1
dose (n.)
a measured portion of medicine taken at any one time;
Synonyms: dosage
dose (n.)
the quantity of an active agent (substance or radiation) taken in or absorbed at any one time;
Synonyms: dosage
dose (n.)
a communicable infection transmitted by sexual intercourse or genital contact;
Synonyms: venereal disease / vd / venereal infection / social disease / Cupid's itch / Cupid's disease / Venus's curse / sexually transmitted disease / std
dose (n.)
street name for lysergic acid diethylamide;
Synonyms: acid / back breaker / battery-acid / dot / Elvis / loony toons / Lucy in the sky with diamonds / pane / superman / window pane / Zen
2
dose (v.)
treat with an agent; add (an agent) to;
The ray dosed the paint
dose (v.)

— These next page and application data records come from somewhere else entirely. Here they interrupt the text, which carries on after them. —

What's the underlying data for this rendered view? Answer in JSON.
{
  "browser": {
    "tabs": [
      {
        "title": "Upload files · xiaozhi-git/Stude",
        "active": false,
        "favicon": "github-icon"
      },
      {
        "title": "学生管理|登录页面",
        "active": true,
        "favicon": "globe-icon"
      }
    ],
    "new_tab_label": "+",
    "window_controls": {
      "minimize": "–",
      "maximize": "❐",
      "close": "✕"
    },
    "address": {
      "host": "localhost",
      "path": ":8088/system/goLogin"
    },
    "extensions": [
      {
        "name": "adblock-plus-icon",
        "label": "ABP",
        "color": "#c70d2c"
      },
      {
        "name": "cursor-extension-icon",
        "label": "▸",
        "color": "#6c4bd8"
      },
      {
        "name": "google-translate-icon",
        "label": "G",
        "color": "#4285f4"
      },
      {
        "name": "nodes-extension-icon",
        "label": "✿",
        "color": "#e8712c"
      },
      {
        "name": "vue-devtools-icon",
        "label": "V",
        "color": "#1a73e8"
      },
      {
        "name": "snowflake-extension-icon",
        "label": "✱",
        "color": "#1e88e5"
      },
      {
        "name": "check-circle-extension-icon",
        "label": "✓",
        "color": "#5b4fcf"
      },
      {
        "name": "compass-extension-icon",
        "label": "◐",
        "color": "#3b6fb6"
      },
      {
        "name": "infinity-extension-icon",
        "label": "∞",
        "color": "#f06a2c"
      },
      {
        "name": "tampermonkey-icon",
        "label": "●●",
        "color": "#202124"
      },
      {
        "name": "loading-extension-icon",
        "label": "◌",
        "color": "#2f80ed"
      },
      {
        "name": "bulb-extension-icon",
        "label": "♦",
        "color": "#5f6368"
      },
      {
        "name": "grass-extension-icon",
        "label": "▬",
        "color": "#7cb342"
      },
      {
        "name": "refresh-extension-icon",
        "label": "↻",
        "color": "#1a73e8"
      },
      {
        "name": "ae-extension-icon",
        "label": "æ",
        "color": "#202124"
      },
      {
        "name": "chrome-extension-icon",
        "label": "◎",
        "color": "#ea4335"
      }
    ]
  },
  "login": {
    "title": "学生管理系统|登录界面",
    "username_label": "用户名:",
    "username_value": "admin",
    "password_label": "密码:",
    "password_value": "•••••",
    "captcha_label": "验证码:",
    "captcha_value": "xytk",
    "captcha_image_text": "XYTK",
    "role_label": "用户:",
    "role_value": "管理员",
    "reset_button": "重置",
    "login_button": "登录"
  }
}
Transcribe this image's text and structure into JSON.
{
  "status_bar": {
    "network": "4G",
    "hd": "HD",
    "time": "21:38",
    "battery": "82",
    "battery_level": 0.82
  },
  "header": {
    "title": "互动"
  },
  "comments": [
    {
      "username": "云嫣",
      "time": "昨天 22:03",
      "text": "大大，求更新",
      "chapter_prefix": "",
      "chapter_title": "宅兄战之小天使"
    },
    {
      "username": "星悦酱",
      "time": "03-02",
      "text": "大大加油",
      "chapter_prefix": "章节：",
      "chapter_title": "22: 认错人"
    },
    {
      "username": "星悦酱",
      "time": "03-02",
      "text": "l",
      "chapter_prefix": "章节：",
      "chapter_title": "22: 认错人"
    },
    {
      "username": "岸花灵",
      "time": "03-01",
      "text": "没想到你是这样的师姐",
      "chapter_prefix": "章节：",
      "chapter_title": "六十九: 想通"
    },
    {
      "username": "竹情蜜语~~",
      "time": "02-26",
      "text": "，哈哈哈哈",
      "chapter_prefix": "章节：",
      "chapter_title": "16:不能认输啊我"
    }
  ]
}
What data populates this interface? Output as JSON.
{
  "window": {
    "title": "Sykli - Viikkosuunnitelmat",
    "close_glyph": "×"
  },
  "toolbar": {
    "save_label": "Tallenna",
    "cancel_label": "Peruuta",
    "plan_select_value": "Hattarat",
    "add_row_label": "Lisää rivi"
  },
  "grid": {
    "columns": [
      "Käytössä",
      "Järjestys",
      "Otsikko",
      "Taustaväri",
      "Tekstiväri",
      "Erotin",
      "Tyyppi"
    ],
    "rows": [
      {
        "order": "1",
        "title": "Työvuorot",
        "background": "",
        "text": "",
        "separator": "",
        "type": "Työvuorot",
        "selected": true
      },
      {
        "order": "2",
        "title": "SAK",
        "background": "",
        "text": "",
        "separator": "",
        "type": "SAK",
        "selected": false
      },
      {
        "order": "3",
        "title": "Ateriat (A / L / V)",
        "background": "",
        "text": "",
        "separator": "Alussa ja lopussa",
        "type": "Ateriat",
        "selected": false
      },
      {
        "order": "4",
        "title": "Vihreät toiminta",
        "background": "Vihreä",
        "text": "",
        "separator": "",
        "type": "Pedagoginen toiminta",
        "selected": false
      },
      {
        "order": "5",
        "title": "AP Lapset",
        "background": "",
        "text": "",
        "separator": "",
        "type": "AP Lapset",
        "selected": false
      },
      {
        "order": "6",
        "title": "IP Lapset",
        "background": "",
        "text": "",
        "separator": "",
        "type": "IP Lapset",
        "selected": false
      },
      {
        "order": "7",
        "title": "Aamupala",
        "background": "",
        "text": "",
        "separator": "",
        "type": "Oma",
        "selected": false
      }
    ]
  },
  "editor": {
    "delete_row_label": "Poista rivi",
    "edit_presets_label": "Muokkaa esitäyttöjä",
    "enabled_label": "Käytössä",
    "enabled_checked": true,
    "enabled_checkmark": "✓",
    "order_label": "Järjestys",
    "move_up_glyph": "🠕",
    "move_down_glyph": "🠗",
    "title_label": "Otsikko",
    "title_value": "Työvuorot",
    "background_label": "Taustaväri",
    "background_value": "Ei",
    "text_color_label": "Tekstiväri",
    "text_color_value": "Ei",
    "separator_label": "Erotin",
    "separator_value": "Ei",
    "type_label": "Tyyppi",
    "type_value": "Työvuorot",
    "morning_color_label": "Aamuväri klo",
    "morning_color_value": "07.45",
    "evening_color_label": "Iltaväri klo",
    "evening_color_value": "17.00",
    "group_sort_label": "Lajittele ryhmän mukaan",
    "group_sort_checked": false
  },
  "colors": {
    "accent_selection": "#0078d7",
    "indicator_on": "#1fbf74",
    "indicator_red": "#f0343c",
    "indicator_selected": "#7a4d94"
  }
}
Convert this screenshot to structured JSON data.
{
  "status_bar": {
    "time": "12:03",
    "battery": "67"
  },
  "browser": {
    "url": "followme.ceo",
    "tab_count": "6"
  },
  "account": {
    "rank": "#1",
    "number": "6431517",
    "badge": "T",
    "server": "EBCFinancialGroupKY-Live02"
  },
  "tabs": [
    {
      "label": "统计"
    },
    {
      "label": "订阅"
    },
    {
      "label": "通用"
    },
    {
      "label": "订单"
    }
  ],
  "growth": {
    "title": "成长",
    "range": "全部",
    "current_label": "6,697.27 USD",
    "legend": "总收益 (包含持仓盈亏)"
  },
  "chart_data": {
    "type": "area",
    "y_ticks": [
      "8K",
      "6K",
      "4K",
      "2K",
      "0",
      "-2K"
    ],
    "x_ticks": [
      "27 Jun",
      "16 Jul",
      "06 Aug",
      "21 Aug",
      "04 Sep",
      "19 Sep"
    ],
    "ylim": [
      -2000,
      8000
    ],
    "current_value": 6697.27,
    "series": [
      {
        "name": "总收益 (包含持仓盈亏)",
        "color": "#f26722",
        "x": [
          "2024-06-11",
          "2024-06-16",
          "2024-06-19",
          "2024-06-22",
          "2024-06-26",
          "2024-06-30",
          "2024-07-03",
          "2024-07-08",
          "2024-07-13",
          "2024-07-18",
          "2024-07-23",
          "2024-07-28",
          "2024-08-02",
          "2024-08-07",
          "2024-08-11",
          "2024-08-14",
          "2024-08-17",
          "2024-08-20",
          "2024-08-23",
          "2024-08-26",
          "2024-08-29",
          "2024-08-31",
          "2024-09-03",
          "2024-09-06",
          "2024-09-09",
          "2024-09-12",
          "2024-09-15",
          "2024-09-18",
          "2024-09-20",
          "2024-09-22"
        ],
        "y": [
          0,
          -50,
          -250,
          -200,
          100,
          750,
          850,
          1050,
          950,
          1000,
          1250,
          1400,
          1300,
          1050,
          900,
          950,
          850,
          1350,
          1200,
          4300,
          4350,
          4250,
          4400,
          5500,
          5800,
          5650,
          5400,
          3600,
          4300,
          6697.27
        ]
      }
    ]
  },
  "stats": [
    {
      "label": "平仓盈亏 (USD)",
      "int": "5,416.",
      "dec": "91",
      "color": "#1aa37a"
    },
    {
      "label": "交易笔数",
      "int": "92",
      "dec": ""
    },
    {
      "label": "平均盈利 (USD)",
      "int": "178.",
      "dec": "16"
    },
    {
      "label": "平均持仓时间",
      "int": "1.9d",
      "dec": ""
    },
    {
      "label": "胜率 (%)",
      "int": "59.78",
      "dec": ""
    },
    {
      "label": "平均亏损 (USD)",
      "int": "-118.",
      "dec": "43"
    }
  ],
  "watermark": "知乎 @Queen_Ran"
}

administer a drug to;
Synonyms: drug
From wordnet.princeton.edu